is a way to integrate resources with skills you don’t have on site. For example, NCube, a staff augmentation firm has provided Ukraine-based engineering talent for FlightRight, a tech company from Berlin, Germany. The company had a core development team and was looking for outside help to develop and support their product. As a staff supplier, NCube took care of meeting FlightRight’s requirements in terms of candidates and created a comfortable working environment for the engineers in their Kiev office.
Key pros of staff augmentation
- High level of control
With staff augmentation, the client establishes deadlines and deliverables and has complete control over the processes and outcomes. The client also manages all hired resources closely and communicates with them individually.
- Development velocity
With a broad talent pool and a to choose from, it only takes a few weeks to find and onboard new hires, so with many hands on deck, the client can count on quick project start and meeting tightest deadlines.
Staff augmentation is a way for a company to save on administrative expenses and cut personnel costs like insurance, paid absences, IT infrastructure. These costs are usually included in the rate for each full-time employee.
If there are skill gaps in your development team, they can be easily bridged by adding more hands. It’s also simple to bring in or take away resources according to your project’s needs.
Cons of staff augmentation
No matter how qualified your remote hires are, there still be some training involved in order for them to learn the company’s best practices, tools, and obtain domain knowledge.
- Integration problems
The success of your nearshore approach depends on the integrity of your internal processes. Serious flaws might come in the way of successful integration between the teams. That’s why one needs to make sure the company is ready to take up remote staff and finetune the processes in advance.
- Resources over results
The outstaffing provider can guarantee to bring in qualified resources, but the results of engagement depends on the client who remains responsible for managing the team and the project.
- Requires strong management
Managing remote resources means an advanced level of internal organization – scheduled calls, regular check-ins, and regular on site visits.
Product development outsourcing overview
Outsourcing is about implementing projects relying fully on the resources of an outsourcing firm. Similar to staff augmentation, outsourcing clients can enjoy main benefits like cost-effectiveness and access to world-class talent. While staff augmentation suggests integrating remote resources to an existing team with the aim of working on the project as one, outsourcing means hiring an external team to develop a product from scratch and using their own technical expertise. To avoid the pitfalls of outsourcing, consider its pros and cons.
Key pros of product development outsourcing
- Proven expertise
The best players on the outsourcing market are specialists in their field, which is substantiated by their past successes and certificates. They often work with technology companies on a variety of projects, and so can bring their skills to any software product.
- More time and resources for a core business
This approach offers a client greater flexibility because it allows you to focus on your business processes and increase the company’s top line. You just need to establish deliverables and deadlines and compare the achievements against agreed milestones.

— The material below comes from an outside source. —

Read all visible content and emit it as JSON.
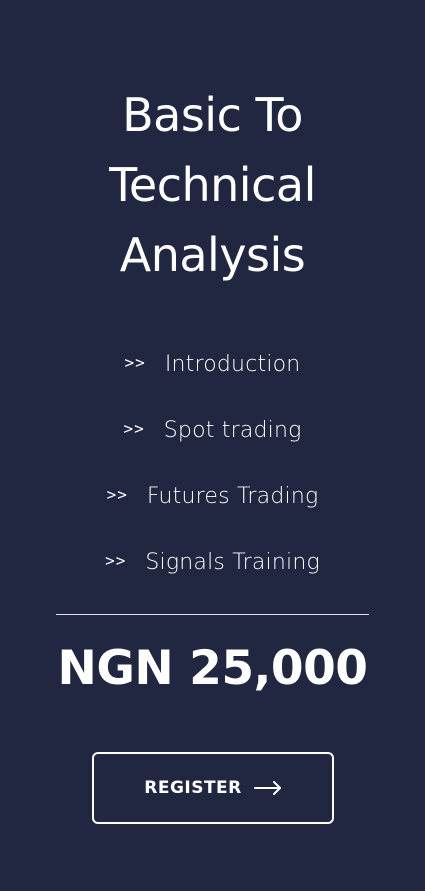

- Results over resources
The provider is responsible for the outcomes of an outsourced project. As such, an outsourcing firm must compensate in case of flaws or missed deadlines.
Cons of product development outsourcing
- Lack of visibility
The provider controls everything – from high-level processes to the employees choice. The solution to this problem may be requiring access to project data, task management tools and code repository.
- Inability to assess the quality of providers
If product development is not a company’s core competence, it may hard to assess the quality of outsourcing firms. What helps leaders make the right decision is checking the company’s maturity, social media activity, and asking for references.
- Lack of communication
Remote workers are often located outside of a client’s country and operate in a different time zone. Sometimes it’s hard to receive a quick update immediately. However, firms usually assign a dedicated project manager to be a single contact point expected to stay in touch with the client all the time.
Both models have their advantages and disadvantages, but it all comes down to choosing the right provider that will help you establish mature development processes and integrate your distributed and on-site teams.